Back down the hall I saw the blue light go out. The hallway's silence was overwhelming. The door opened. The team emerged, unhurried, with their cart; with them also was the heart monitor and the oxygen tank, its mask dragging unnoticed behind them. The last to emerge from the room were Dr. Simon and the nurse. Simon closed the door and tugged the mask down from his face. "Go find the roommate and tell him," he said. The nurse nodded obediently and hurried down the corridor in the opposite direction, toward the waiting room.

Muttering softly to himself, Dr. Simon rounded the corner and disappeared from my view. He had not seen me, which was a relief. I could not bear to hear what he had to say. I wanted to believe that if I did not hear it, it would not be so.

March was over. April had come, mercifully, just in time.

Slowly I crawled from my hiding place and crept alone toward Nekobe's room. I paused a moment, gathering my strength, then opened the door. There I saw Nekobe lying motionless on the bed. The plastic tent still surrounded him, but the machinery, the monitors were all gone, no longer needed. The room was as silent as a grave.

I made my way forward, step after mournful step, and stared at the magnificent form, once so stalwart, now quiet and still. His face was relaxed and peaceful, almost contented, as though he were simply asleep and enjoying a happy dream, and that at any moment he might wake up again and smile at me.

Dream well, Nekobe, I said silently. I will always love you.

Unconcerned now, I slipped my arm beneath the plastic curtain and gathered Nekobe's hand gently in mine. It was still warm. Tears flowed freely down my cheeks, and I just held on, wanting never to have to let go. "I love you."

"I love you, too."

I jerked my hand back with a cry. Nekobe's yellow eyes opened halfway and focused worriedly on me. His voice, though still weak, brought the faintest quiver to my bones from the rich resonance that was beginning to return to it. "What's wrong?"

I broke down and sputtered tearfully, "I thought...the monitor...."

He knit his brow. "It's OK," he rasped. "The doctor didn't think we needed it any more. OH..." He turned his head and nodded toward a red button near his headboard. ""whatever you do, don't touch that button. I thought it was the nurse-call, but it got me into a lot of --"

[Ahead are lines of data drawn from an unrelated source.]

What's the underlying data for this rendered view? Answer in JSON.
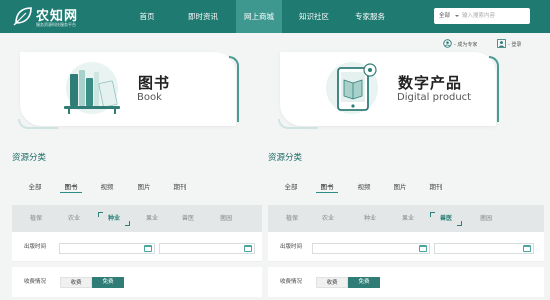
{
  "header": {
    "logo_title": "农知网",
    "logo_subtitle": "服务资源科技服务平台",
    "nav": [
      {
        "label": "首页",
        "active": false
      },
      {
        "label": "即时资讯",
        "active": false
      },
      {
        "label": "网上商城",
        "active": true
      },
      {
        "label": "知识社区",
        "active": false
      },
      {
        "label": "专家服务",
        "active": false
      }
    ],
    "search": {
      "scope": "全部",
      "placeholder": "输入搜索内容"
    }
  },
  "userbar": {
    "expert_link": "- 成为专家",
    "login_link": "- 登录"
  },
  "cards": [
    {
      "title": "图书",
      "subtitle": "Book"
    },
    {
      "title": "数字产品",
      "subtitle": "Digital product"
    }
  ],
  "panels": [
    {
      "section_title": "资源分类",
      "tabs": [
        "全部",
        "图书",
        "视频",
        "图片",
        "期刊"
      ],
      "active_tab": 1,
      "categories": [
        "植保",
        "农业",
        "种业",
        "果业",
        "兽医",
        "菌园"
      ],
      "active_category": 2,
      "date_label": "出版时间",
      "fee_label": "收费情况",
      "fee_options": [
        "收费",
        "免费"
      ],
      "active_fee": 1
    },
    {
      "section_title": "资源分类",
      "tabs": [
        "全部",
        "图书",
        "视频",
        "图片",
        "期刊"
      ],
      "active_tab": 1,
      "categories": [
        "植保",
        "农业",
        "种业",
        "果业",
        "兽医",
        "菌园"
      ],
      "active_category": 4,
      "date_label": "出版时间",
      "fee_label": "收费情况",
      "fee_options": [
        "收费",
        "免费"
      ],
      "active_fee": 1
    }
  ],
  "colors": {
    "brand": "#1f7a72",
    "accent": "#2f7d76",
    "nav_active": "#3f9890"
  }
}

His sentence was cut off as I ripped back the plastic tent and leaped on him. I seized him in my arms and buried my face in his mane. "You asshole!" I sobbed. "I thought you were dead!"

Nekobe lay there in shock, and then his arms slowly rose to embrace me and he shrugged helplessly. " fool?"

This story is copyrighted. Links may be made to it freely, but it is under no circumstances to be downloaded, reproduced, or distributed without the express permission of the author. Address all inquiries to This story was originally released on April 1, 1999, and the reader is kindly asked by the humble author to forgive his little April Fool's Day joke.